_What you need to do_
Restate the data exactly as given and keep the pictures out.

_Stored data_

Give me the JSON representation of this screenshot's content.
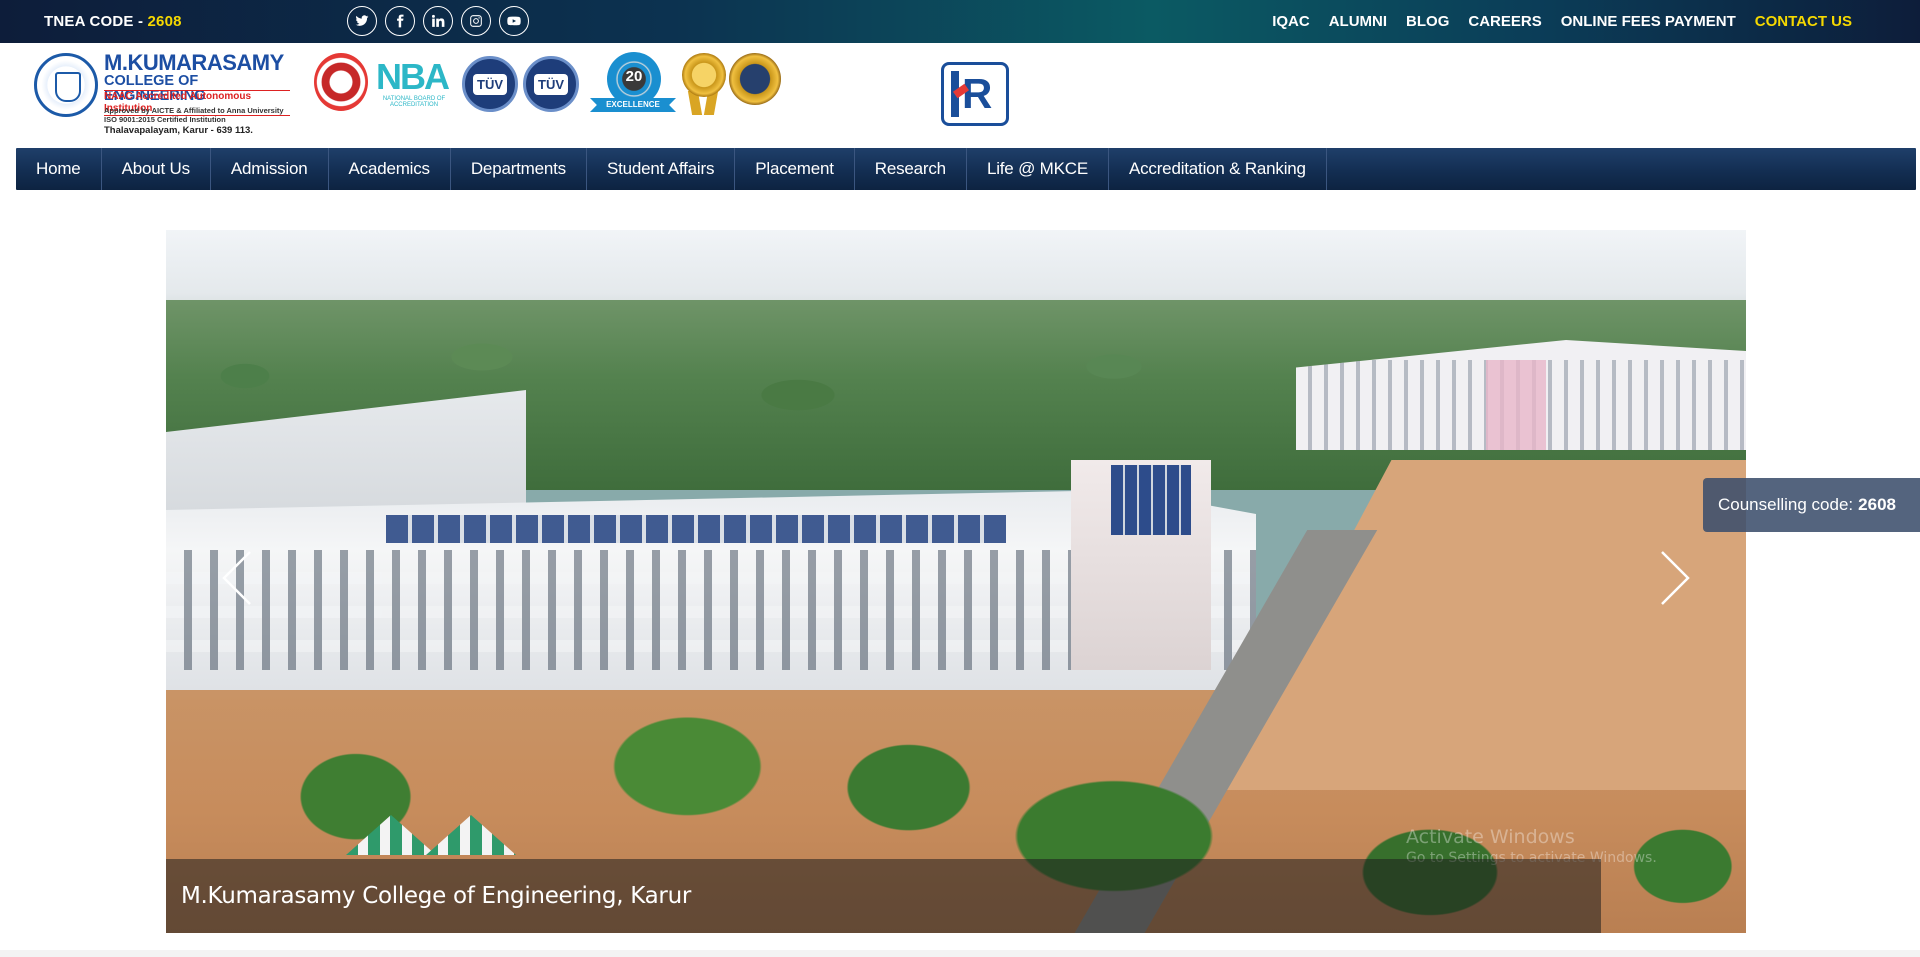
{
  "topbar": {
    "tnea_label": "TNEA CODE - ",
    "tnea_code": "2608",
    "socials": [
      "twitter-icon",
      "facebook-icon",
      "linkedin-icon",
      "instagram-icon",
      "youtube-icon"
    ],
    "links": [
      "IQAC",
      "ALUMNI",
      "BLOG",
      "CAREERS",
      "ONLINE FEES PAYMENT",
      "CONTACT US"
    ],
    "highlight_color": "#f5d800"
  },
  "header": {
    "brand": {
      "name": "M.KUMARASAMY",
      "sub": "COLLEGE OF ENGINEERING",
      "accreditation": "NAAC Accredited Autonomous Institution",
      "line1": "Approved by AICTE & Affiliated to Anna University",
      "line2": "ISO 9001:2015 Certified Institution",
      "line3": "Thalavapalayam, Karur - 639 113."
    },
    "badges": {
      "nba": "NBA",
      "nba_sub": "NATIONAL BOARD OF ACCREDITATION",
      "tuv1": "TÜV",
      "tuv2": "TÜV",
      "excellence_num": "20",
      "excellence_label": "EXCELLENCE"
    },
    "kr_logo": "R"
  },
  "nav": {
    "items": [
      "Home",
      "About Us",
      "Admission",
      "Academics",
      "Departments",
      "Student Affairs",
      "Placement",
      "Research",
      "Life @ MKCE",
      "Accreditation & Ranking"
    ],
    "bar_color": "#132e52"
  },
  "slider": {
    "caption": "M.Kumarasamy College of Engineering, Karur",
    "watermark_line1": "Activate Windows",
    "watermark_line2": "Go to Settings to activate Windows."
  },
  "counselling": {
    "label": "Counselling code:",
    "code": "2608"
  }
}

_Exercise solution_
Give me the JSON representation of this screenshot's content.
{
  "topbar": {
    "tnea_label": "TNEA CODE - ",
    "tnea_code": "2608",
    "socials": [
      "twitter-icon",
      "facebook-icon",
      "linkedin-icon",
      "instagram-icon",
      "youtube-icon"
    ],
    "links": [
      "IQAC",
      "ALUMNI",
      "BLOG",
      "CAREERS",
      "ONLINE FEES PAYMENT",
      "CONTACT US"
    ],
    "highlight_color": "#f5d800"
  },
  "header": {
    "brand": {
      "name": "M.KUMARASAMY",
      "sub": "COLLEGE OF ENGINEERING",
      "accreditation": "NAAC Accredited Autonomous Institution",
      "line1": "Approved by AICTE & Affiliated to Anna University",
      "line2": "ISO 9001:2015 Certified Institution",
      "line3": "Thalavapalayam, Karur - 639 113."
    },
    "badges": {
      "nba": "NBA",
      "nba_sub": "NATIONAL BOARD OF ACCREDITATION",
      "tuv1": "TÜV",
      "tuv2": "TÜV",
      "excellence_num": "20",
      "excellence_label": "EXCELLENCE"
    },
    "kr_logo": "R"
  },
  "nav": {
    "items": [
      "Home",
      "About Us",
      "Admission",
      "Academics",
      "Departments",
      "Student Affairs",
      "Placement",
      "Research",
      "Life @ MKCE",
      "Accreditation & Ranking"
    ],
    "bar_color": "#132e52"
  },
  "slider": {
    "caption": "M.Kumarasamy College of Engineering, Karur",
    "watermark_line1": "Activate Windows",
    "watermark_line2": "Go to Settings to activate Windows."
  },
  "counselling": {
    "label": "Counselling code:",
    "code": "2608"
  }
}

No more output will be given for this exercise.